that the evidence referred to any income of the plaintiff other than that which he received from publishing the magazine and from other printing. The judge, at the request of the defendant, made the following rulings: "Decrease in income is not an element of damage when it is interwoven with profits derived from a business in which capital is employed and to the success of which the service, skill and zeal of other[s] contribute"; "Personal earnings may be considered as damage, but the more or less uncertain profits from a business venture arising from an investment and from ability in employing and managing labor cannot be taken into account"; "The uncertain profits of a commercial undertaking depending for its success upon other essential factors, besides this plaintiff's personal services are too remote to be of assistance in assessing the damages in this case."
Diminution of earning power due to physical injury is an element of the damages recoverable for such injury. Donoghue v. Holyoke Street Railway, 246 Mass. 485 , 493. Evidence of wages, salary, or other income derived from personal services, and not interwoven with business profits, earned before and after an injury was sustained, for the purpose of comparison is admissible in proof of diminished earning power. Business profits, however, though in part attributable to the personal services of the person injured are not admissible. They depend upon so many factors other than the value of the personal services involved that a reduction of such profits is too remote to be considered in measuring diminution of earning power. Such diminution must be proved in some other way. The governing principles were stated in Mahoney v. Boston Elevated Railway, 221 Mass. 116 , 117-118, and the rulings above quoted, so far as expressed in general terms, are substantially in the language of the opinion in that case.
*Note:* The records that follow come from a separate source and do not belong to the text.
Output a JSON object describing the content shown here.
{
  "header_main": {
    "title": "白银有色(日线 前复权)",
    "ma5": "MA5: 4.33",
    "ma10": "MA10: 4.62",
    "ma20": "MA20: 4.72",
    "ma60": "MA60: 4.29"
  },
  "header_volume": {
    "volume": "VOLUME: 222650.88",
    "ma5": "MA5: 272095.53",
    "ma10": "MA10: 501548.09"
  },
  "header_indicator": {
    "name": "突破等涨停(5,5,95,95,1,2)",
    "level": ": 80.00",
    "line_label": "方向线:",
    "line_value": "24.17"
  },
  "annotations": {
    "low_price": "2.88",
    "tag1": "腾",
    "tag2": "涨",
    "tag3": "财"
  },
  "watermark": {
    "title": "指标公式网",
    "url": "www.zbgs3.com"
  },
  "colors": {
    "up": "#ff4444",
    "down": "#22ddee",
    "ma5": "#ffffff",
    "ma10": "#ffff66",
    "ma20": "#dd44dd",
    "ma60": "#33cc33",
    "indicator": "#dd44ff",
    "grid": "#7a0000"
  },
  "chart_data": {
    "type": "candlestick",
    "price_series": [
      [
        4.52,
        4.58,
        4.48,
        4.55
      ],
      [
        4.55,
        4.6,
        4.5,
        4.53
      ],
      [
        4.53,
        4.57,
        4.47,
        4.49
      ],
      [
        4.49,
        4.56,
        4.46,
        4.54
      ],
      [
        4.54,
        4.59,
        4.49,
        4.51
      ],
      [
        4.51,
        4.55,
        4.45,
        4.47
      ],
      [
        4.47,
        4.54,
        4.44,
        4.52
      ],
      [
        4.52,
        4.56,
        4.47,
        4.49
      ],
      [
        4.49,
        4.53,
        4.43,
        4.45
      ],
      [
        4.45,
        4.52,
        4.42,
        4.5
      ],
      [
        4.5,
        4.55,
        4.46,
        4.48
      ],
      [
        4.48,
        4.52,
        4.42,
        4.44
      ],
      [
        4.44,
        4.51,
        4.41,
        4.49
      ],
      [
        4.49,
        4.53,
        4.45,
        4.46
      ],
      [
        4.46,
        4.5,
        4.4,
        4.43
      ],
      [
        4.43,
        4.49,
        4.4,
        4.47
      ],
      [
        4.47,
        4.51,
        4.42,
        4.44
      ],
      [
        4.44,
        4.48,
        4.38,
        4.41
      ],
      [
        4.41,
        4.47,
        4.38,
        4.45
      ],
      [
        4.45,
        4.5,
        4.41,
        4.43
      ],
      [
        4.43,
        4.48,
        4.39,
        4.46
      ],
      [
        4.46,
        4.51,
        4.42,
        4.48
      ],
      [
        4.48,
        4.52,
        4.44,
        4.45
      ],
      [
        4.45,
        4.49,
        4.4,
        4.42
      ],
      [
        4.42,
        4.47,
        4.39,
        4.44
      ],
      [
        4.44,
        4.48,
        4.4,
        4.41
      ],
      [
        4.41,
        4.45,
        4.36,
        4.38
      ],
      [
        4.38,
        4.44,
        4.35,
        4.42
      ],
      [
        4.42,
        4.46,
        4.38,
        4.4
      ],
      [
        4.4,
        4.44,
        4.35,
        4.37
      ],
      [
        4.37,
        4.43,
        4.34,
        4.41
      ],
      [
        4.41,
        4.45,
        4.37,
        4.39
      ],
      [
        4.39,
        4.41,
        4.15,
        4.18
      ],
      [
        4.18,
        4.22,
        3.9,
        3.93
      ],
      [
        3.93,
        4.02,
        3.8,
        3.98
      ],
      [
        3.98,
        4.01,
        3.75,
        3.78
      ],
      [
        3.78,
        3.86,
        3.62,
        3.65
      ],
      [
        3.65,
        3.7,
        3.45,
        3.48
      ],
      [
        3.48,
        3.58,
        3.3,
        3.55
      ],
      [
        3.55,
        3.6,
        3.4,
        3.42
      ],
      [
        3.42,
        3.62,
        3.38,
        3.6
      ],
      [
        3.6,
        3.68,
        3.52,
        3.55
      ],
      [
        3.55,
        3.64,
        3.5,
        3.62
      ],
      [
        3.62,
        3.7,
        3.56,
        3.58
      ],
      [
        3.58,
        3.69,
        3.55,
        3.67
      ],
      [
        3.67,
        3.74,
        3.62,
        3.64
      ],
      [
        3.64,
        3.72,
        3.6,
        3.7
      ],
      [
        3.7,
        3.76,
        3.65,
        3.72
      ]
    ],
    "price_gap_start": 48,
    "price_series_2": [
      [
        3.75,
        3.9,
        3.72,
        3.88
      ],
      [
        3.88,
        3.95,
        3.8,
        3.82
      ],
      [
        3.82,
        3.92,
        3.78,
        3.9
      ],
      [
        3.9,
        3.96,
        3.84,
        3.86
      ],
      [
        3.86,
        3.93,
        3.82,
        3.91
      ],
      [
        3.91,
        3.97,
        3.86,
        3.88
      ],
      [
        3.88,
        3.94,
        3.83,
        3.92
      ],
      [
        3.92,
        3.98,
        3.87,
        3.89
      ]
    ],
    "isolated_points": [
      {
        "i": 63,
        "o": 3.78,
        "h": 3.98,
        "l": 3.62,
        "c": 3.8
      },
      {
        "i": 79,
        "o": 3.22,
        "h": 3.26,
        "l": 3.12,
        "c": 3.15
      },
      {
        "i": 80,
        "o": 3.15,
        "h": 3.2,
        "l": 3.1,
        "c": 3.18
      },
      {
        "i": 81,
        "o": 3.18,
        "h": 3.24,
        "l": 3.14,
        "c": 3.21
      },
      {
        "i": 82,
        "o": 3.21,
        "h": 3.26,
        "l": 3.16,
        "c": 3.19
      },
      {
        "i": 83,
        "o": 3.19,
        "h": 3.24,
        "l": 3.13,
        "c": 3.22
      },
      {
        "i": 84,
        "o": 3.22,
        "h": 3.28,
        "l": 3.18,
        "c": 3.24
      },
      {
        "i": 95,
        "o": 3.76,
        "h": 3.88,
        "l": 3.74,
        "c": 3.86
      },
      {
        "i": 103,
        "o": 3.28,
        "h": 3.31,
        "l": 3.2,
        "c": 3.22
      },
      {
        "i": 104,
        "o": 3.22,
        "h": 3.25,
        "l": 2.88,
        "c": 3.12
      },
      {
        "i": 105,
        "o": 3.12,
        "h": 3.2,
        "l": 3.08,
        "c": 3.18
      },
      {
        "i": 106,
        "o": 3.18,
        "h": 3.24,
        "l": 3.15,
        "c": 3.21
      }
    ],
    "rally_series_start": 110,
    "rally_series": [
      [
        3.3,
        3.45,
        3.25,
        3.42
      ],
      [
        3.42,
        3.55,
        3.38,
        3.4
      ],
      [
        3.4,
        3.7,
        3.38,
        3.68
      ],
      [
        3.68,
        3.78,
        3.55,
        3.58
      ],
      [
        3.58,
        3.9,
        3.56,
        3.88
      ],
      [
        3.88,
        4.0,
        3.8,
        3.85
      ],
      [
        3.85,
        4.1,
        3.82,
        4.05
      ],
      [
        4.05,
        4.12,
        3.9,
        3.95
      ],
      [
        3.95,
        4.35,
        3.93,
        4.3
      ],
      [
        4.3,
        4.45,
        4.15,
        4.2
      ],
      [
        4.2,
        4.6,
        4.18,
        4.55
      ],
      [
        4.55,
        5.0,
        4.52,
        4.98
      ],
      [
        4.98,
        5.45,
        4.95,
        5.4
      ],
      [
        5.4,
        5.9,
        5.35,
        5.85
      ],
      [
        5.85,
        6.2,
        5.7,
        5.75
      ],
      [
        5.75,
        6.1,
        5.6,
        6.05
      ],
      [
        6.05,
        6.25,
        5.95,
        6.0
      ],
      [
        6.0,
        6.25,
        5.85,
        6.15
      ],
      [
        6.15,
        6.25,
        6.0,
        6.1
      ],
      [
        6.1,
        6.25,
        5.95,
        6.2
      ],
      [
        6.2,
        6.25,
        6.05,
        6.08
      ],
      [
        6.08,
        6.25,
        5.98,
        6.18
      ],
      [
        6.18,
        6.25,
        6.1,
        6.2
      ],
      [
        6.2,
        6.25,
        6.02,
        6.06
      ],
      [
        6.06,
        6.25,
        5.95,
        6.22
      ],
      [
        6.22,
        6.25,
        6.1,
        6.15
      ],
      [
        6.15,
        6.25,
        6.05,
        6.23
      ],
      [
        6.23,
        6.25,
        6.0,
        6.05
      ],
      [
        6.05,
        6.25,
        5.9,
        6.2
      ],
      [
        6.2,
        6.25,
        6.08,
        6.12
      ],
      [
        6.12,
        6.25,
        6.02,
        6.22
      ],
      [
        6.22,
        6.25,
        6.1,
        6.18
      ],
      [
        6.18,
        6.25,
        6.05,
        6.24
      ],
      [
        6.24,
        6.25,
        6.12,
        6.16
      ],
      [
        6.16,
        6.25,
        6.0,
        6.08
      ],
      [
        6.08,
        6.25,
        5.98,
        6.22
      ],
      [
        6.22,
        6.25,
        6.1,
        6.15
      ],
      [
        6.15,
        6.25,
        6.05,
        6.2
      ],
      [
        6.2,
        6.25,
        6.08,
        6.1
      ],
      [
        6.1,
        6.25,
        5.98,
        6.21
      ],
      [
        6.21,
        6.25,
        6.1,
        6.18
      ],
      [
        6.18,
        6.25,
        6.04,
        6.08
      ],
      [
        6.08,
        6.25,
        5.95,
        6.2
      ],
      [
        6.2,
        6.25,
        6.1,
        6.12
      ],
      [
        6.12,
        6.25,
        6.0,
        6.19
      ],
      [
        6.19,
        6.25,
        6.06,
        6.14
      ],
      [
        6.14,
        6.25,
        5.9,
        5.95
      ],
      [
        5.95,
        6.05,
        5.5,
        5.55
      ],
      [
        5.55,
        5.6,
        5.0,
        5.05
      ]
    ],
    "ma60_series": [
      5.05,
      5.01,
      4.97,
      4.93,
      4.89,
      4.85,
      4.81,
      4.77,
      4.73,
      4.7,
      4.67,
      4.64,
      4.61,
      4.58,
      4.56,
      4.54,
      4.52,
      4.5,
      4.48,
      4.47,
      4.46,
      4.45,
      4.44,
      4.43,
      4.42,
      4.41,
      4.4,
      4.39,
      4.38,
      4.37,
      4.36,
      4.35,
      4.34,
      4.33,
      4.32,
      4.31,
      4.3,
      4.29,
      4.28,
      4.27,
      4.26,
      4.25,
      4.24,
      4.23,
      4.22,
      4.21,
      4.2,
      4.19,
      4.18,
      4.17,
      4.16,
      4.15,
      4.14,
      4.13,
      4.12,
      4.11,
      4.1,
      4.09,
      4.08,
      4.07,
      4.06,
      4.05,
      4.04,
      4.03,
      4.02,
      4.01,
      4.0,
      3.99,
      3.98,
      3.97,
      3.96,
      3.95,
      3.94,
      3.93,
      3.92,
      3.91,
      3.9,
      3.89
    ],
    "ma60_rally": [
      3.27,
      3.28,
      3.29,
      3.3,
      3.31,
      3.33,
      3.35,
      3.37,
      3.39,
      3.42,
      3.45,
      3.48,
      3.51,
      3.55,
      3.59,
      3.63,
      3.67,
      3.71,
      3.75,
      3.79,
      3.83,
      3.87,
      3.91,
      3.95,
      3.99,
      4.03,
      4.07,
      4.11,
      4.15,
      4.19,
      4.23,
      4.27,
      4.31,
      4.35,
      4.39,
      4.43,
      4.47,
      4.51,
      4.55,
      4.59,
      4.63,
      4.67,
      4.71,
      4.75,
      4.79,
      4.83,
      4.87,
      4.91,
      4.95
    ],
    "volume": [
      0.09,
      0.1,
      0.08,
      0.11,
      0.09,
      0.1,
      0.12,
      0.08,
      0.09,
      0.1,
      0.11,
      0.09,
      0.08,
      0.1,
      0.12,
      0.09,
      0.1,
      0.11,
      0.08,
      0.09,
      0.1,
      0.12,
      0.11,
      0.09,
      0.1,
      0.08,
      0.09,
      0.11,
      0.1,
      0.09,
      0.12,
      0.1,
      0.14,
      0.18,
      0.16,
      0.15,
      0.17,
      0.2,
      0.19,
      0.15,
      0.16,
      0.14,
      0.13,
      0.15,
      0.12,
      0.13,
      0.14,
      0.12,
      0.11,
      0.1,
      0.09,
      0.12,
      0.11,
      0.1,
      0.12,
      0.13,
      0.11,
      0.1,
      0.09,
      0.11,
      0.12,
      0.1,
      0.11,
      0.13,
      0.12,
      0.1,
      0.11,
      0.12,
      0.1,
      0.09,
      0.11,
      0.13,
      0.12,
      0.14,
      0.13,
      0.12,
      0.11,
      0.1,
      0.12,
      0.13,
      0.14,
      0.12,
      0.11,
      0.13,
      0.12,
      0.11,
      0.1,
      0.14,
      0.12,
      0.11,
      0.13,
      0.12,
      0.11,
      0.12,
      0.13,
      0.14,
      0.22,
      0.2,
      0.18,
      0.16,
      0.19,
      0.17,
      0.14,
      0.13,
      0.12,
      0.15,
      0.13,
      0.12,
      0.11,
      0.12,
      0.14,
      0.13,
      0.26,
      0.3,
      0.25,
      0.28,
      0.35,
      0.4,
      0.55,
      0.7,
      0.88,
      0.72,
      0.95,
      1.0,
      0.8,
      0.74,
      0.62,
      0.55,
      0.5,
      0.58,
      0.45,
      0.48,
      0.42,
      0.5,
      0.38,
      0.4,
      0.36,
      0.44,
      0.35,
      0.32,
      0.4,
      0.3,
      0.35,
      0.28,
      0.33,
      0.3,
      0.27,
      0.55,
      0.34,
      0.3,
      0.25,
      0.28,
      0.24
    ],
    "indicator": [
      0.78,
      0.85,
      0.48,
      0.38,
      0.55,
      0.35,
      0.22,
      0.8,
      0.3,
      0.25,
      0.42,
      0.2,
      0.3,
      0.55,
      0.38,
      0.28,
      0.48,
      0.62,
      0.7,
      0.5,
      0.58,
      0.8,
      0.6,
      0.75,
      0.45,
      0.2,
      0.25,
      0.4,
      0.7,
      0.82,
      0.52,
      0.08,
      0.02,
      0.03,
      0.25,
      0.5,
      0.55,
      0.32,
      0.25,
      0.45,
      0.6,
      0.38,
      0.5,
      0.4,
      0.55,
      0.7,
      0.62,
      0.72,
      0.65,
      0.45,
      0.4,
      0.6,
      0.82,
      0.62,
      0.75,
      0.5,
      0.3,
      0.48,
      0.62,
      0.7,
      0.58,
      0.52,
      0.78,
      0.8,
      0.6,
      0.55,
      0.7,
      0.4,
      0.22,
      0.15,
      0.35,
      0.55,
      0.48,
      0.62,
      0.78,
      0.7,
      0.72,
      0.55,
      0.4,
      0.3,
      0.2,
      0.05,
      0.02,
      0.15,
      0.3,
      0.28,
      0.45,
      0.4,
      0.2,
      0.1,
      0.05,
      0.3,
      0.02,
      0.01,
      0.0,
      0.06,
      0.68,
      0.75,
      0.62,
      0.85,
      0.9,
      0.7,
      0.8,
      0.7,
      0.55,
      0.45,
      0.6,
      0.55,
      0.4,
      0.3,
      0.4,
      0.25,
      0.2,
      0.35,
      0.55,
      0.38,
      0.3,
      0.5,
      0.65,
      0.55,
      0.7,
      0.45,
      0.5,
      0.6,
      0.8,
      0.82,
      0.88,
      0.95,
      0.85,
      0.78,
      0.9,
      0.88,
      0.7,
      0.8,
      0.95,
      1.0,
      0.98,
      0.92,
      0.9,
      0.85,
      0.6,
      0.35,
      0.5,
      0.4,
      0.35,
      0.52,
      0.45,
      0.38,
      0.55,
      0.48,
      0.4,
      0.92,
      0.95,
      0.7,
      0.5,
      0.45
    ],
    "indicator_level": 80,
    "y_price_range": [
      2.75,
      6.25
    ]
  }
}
See also Bagley v. Kimball, 268 Mass. 440 , 441-442.
We interpret the judge's rulings, with the specific reference to "this plaintiff's personal services" and "this case," as intended to apply to the evidence before him, and as meaning that the evidence of the plaintiff's income from publish-
ing and printing was too remote for consideration. It is to be assumed that the judge followed his own rulings. Consequently, without further discussion of the admissibility of the evidence objected to, it is sufficient to say that the defendant was not harmed by its admission. Newman v. Newman, 211 Mass. 508 , 509-510. Washburn v. R. F. Owens Co. 252 Mass. 47 , 50-51.
Order dismissing report affirmed.